===== STORED DATA =====

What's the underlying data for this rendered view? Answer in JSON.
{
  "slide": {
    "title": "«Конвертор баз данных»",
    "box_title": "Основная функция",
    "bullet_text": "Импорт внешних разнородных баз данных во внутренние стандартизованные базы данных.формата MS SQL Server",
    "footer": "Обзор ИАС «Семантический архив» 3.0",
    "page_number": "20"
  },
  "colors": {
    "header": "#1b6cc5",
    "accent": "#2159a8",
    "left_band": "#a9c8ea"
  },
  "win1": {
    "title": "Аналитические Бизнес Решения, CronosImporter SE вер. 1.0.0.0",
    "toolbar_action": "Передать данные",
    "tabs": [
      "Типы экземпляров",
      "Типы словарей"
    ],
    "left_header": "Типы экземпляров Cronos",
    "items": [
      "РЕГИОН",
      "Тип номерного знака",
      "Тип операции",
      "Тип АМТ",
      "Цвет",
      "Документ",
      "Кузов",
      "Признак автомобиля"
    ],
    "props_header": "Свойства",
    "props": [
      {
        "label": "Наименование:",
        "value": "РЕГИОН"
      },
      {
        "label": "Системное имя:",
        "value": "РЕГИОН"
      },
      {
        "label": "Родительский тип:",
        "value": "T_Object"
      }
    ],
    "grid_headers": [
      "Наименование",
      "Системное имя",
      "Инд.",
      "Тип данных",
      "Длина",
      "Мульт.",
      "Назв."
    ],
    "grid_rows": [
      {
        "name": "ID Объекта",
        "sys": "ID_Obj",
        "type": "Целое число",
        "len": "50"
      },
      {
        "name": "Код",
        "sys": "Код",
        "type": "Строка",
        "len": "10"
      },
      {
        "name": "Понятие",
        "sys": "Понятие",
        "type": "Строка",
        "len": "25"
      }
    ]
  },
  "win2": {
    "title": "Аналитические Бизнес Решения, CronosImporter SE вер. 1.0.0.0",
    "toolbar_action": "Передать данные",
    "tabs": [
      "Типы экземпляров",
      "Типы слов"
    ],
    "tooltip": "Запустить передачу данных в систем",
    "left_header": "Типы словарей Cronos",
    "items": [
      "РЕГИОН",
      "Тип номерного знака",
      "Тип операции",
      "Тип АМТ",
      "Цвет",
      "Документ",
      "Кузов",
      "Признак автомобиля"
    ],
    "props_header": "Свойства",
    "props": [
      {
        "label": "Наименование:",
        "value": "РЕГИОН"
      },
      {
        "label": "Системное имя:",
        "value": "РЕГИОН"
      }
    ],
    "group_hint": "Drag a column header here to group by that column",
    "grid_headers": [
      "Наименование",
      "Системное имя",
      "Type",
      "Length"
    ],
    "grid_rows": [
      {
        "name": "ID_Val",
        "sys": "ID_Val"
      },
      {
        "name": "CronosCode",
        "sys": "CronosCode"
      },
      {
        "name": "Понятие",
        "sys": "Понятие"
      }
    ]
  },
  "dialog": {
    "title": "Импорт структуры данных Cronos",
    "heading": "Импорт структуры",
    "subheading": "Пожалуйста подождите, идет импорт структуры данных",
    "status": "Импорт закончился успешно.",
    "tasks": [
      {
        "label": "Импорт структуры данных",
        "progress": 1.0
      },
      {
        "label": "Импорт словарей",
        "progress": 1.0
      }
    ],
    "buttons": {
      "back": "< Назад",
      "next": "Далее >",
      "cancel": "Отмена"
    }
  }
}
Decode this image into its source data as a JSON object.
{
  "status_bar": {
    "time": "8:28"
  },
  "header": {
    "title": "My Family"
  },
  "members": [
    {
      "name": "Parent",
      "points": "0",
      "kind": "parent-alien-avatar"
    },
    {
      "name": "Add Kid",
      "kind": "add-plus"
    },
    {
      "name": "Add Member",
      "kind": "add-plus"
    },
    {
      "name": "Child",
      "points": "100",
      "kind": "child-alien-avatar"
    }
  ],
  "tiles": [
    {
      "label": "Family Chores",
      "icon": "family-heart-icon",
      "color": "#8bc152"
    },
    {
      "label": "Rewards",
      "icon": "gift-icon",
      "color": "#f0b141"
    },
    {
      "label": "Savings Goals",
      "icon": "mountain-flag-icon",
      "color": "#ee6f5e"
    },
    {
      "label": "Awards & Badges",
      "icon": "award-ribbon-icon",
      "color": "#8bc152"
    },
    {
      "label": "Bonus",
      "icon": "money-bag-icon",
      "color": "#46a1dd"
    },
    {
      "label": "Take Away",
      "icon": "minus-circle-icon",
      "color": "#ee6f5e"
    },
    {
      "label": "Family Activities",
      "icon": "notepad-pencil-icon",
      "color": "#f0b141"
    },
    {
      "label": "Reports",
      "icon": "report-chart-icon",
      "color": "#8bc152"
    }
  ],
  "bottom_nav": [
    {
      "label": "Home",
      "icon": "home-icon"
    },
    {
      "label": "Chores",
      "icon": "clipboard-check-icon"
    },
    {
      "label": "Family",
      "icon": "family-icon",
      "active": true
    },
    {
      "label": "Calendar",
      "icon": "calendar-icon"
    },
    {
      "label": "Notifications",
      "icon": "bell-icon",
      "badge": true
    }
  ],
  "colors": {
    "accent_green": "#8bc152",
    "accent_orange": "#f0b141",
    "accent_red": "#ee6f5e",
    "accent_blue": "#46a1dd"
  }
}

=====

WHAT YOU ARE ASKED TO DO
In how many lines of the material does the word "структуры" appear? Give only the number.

REPLY
4